The media companies' requests were made pursuant to Ohio's so-called Sunshine Laws, a/k/a the Public Records, Open Meetings & Personal Information Systems Act. In an effort to avoid disclosure, the University invoked the federal Family Educational Rights and Privacy Act ("FERPA"), which prohibits educational institutions from releasing "education records." The University also argued that certain of the other records were protected by the attorney-client privilege.
In response to the University's action, ESPN picked up the ball and filed a lawsuit asserting that FERPA was inapplicable to the e-mails, and that Ohio State was violating state public records laws by not complying with its request. ESPN advanced two arguments that the e-mails were not educational records. First, ESPN argued that the records concerning Sarniak and compliance by Ohio state coaches and administrators with NCAA regulations did not directly involve Ohio State students or their academic performance. Second, they argued that the e-mails were not "maintained by an educational agency or institution," and thus they did not fall within FERPA's scope.
After wending its way through the lower courts, the Supreme Court of Ohio, on June 19, 2012, made a final decision, finding merit with both parties' arguments on the applicable law.
As to the scope of FERPA, the court found that Ohio State was correct in asserting that FERPA prohibited the disclosure of the requested e-mails. As to the argument that the e-mails were not educational records under FERPA, the court took a broad view of the definition, holding that e-mails only need contain information directly related to students (in this case, information identifying the student athletes) to qualify. The court rejected the argument that the e-mails had to contain information related to students' academic performance in order to qualify as an educational record.
As to the issue of who maintained the records within the meaning of FERPA, the court also agreed with Ohio State, finding that the Ohio State Department of Athletics properly "maintained" the e-mails by retaining copies of all e-mails sent to or by any person in the department, and keeping all documents related to its investigation of the tattoo scandal in secure electronic files.
Although the court agreed with Ohio State that FERPA barred the disclosure of the e-mails identifying student athletes, it also agreed with ESPN that the e-mails should be released. How did the court square that circle?

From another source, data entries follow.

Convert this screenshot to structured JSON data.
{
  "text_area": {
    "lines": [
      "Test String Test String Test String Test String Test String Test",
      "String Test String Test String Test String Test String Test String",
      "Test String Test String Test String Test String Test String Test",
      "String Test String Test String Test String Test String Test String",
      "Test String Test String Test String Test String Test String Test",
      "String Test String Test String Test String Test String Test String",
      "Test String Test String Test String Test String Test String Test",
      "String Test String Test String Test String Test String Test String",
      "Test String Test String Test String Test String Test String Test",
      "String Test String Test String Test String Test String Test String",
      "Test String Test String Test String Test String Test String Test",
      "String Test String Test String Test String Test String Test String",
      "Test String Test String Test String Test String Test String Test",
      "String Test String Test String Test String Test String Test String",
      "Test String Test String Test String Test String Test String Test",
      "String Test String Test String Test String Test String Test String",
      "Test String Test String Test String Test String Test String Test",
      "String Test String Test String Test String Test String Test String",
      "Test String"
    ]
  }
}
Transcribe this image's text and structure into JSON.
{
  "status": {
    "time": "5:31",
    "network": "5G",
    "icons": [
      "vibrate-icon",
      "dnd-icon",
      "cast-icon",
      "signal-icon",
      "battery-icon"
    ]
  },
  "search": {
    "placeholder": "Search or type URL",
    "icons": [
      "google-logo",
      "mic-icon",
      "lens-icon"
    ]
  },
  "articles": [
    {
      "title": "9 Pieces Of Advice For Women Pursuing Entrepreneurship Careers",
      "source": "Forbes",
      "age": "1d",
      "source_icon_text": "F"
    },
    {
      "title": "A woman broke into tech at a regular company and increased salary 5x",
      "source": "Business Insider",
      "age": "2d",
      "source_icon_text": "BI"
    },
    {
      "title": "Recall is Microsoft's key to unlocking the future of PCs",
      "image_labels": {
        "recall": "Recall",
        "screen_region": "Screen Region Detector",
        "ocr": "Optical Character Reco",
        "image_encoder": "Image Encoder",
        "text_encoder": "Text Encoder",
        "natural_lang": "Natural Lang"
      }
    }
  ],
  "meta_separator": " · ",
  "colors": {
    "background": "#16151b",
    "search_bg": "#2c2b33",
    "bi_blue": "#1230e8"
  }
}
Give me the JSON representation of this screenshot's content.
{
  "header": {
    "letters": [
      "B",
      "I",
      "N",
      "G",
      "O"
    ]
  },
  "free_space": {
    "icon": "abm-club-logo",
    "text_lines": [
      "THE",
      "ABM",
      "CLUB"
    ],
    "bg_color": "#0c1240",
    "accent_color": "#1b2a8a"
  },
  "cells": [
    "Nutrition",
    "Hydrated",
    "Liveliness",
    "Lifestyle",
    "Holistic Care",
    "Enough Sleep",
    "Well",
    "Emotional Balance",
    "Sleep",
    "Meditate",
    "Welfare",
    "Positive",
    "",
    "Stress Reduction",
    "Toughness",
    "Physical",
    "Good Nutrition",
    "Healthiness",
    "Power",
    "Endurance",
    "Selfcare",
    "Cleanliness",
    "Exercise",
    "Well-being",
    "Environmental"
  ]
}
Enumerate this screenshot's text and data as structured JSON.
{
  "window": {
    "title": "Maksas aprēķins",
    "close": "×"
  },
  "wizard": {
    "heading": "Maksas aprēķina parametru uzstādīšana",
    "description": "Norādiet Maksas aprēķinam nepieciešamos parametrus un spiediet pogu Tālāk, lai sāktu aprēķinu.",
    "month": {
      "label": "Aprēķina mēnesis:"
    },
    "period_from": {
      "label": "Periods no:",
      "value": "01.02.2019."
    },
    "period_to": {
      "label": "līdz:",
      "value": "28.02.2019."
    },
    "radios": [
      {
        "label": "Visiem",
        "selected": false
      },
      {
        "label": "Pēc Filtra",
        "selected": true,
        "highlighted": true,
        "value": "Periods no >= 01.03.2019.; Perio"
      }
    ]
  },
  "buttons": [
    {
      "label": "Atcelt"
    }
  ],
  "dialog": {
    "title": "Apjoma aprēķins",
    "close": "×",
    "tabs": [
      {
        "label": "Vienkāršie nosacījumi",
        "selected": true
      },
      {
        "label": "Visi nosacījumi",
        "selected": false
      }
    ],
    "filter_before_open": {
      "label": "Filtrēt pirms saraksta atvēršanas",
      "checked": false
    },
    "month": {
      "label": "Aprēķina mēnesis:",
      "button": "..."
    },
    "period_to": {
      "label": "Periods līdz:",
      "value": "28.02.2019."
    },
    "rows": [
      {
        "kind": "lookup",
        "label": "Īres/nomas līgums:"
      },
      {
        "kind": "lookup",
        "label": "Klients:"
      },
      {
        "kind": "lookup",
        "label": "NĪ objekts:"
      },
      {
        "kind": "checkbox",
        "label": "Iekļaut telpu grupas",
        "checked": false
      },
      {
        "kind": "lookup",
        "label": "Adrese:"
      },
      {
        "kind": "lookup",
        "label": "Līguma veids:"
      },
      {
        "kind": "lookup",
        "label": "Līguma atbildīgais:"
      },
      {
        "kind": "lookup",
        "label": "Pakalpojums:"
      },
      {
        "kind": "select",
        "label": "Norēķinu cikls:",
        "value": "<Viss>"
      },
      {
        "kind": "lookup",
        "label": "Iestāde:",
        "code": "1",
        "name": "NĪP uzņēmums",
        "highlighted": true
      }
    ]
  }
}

It ordered Ohio State simply to redact the e-mails to delete any information that personally identified any students or their parents, and provide ESPN access to those redacted e-mails.
So, though the score was FERPA - 1, Sunshine Law - 1, it appears that ESPN was the victor and plunged over the goal line with the requested e-mails.